→ **Component data from apps and pages**
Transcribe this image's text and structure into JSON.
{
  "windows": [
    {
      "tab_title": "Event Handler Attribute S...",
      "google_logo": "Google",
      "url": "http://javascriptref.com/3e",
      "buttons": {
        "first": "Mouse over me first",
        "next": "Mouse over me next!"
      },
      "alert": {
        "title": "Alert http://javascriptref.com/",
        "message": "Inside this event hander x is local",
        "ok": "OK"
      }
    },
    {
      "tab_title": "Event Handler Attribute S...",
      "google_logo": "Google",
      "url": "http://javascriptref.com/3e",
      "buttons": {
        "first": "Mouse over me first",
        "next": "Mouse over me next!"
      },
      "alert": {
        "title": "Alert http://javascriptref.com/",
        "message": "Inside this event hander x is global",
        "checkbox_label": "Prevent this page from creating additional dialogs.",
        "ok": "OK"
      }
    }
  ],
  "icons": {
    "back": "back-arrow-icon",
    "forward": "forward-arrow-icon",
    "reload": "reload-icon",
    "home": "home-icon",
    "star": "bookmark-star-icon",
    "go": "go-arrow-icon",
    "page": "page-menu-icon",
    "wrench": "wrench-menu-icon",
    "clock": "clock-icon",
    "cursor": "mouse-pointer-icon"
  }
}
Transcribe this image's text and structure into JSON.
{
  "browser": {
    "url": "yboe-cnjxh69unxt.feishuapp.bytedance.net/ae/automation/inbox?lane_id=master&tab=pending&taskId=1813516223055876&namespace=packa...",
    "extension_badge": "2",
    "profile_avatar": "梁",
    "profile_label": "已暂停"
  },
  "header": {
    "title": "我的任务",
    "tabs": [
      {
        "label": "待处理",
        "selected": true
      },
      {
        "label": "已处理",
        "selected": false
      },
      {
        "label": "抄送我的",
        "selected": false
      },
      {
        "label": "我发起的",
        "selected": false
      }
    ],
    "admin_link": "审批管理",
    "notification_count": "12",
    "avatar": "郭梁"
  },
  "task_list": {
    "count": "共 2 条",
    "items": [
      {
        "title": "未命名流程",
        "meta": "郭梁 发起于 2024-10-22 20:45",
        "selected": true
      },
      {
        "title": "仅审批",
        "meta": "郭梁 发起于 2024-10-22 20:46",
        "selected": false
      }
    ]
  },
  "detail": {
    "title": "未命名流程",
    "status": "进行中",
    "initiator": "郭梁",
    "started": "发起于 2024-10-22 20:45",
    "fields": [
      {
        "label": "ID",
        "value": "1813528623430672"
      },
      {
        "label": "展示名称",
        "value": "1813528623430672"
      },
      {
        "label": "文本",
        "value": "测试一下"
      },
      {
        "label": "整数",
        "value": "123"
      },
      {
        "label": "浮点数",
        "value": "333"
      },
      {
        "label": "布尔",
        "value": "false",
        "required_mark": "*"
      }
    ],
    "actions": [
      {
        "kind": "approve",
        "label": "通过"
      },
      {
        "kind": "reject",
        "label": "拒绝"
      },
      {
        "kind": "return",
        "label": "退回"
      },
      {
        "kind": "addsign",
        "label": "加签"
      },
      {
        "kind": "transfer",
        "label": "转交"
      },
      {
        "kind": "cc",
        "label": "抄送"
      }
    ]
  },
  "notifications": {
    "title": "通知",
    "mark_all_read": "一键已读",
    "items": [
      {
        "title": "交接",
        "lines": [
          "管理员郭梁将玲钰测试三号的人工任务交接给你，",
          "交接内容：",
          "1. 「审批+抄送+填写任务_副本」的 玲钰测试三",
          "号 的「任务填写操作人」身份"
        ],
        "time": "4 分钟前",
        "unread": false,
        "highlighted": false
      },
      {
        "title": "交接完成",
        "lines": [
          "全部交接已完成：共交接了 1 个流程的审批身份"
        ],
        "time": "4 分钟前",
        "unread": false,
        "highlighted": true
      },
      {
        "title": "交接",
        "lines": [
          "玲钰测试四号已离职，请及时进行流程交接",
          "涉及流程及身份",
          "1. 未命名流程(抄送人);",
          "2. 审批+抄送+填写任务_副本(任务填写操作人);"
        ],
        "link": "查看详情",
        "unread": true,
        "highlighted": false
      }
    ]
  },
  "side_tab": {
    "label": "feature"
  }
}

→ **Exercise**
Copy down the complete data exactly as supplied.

→ **Response to the task**
Transcribe this image's text and structure into JSON.
{
  "windows": [
    {
      "tab_title": "Event Handler Attribute S...",
      "google_logo": "Google",
      "url": "http://javascriptref.com/3e",
      "buttons": {
        "first": "Mouse over me first",
        "next": "Mouse over me next!"
      },
      "alert": {
        "title": "Alert http://javascriptref.com/",
        "message": "Inside this event hander x is local",
        "ok": "OK"
      }
    },
    {
      "tab_title": "Event Handler Attribute S...",
      "google_logo": "Google",
      "url": "http://javascriptref.com/3e",
      "buttons": {
        "first": "Mouse over me first",
        "next": "Mouse over me next!"
      },
      "alert": {
        "title": "Alert http://javascriptref.com/",
        "message": "Inside this event hander x is global",
        "checkbox_label": "Prevent this page from creating additional dialogs.",
        "ok": "OK"
      }
    }
  ],
  "icons": {
    "back": "back-arrow-icon",
    "forward": "forward-arrow-icon",
    "reload": "reload-icon",
    "home": "home-icon",
    "star": "bookmark-star-icon",
    "go": "go-arrow-icon",
    "page": "page-menu-icon",
    "wrench": "wrench-menu-icon",
    "clock": "clock-icon",
    "cursor": "mouse-pointer-icon"
  }
}
Transcribe this image's text and structure into JSON.
{
  "browser": {
    "url": "yboe-cnjxh69unxt.feishuapp.bytedance.net/ae/automation/inbox?lane_id=master&tab=pending&taskId=1813516223055876&namespace=packa...",
    "extension_badge": "2",
    "profile_avatar": "梁",
    "profile_label": "已暂停"
  },
  "header": {
    "title": "我的任务",
    "tabs": [
      {
        "label": "待处理",
        "selected": true
      },
      {
        "label": "已处理",
        "selected": false
      },
      {
        "label": "抄送我的",
        "selected": false
      },
      {
        "label": "我发起的",
        "selected": false
      }
    ],
    "admin_link": "审批管理",
    "notification_count": "12",
    "avatar": "郭梁"
  },
  "task_list": {
    "count": "共 2 条",
    "items": [
      {
        "title": "未命名流程",
        "meta": "郭梁 发起于 2024-10-22 20:45",
        "selected": true
      },
      {
        "title": "仅审批",
        "meta": "郭梁 发起于 2024-10-22 20:46",
        "selected": false
      }
    ]
  },
  "detail": {
    "title": "未命名流程",
    "status": "进行中",
    "initiator": "郭梁",
    "started": "发起于 2024-10-22 20:45",
    "fields": [
      {
        "label": "ID",
        "value": "1813528623430672"
      },
      {
        "label": "展示名称",
        "value": "1813528623430672"
      },
      {
        "label": "文本",
        "value": "测试一下"
      },
      {
        "label": "整数",
        "value": "123"
      },
      {
        "label": "浮点数",
        "value": "333"
      },
      {
        "label": "布尔",
        "value": "false",
        "required_mark": "*"
      }
    ],
    "actions": [
      {
        "kind": "approve",
        "label": "通过"
      },
      {
        "kind": "reject",
        "label": "拒绝"
      },
      {
        "kind": "return",
        "label": "退回"
      },
      {
        "kind": "addsign",
        "label": "加签"
      },
      {
        "kind": "transfer",
        "label": "转交"
      },
      {
        "kind": "cc",
        "label": "抄送"
      }
    ]
  },
  "notifications": {
    "title": "通知",
    "mark_all_read": "一键已读",
    "items": [
      {
        "title": "交接",
        "lines": [
          "管理员郭梁将玲钰测试三号的人工任务交接给你，",
          "交接内容：",
          "1. 「审批+抄送+填写任务_副本」的 玲钰测试三",
          "号 的「任务填写操作人」身份"
        ],
        "time": "4 分钟前",
        "unread": false,
        "highlighted": false
      },
      {
        "title": "交接完成",
        "lines": [
          "全部交接已完成：共交接了 1 个流程的审批身份"
        ],
        "time": "4 分钟前",
        "unread": false,
        "highlighted": true
      },
      {
        "title": "交接",
        "lines": [
          "玲钰测试四号已离职，请及时进行流程交接",
          "涉及流程及身份",
          "1. 未命名流程(抄送人);",
          "2. 审批+抄送+填写任务_副本(任务填写操作人);"
        ],
        "link": "查看详情",
        "unread": true,
        "highlighted": false
      }
    ]
  },
  "side_tab": {
    "label": "feature"
  }
}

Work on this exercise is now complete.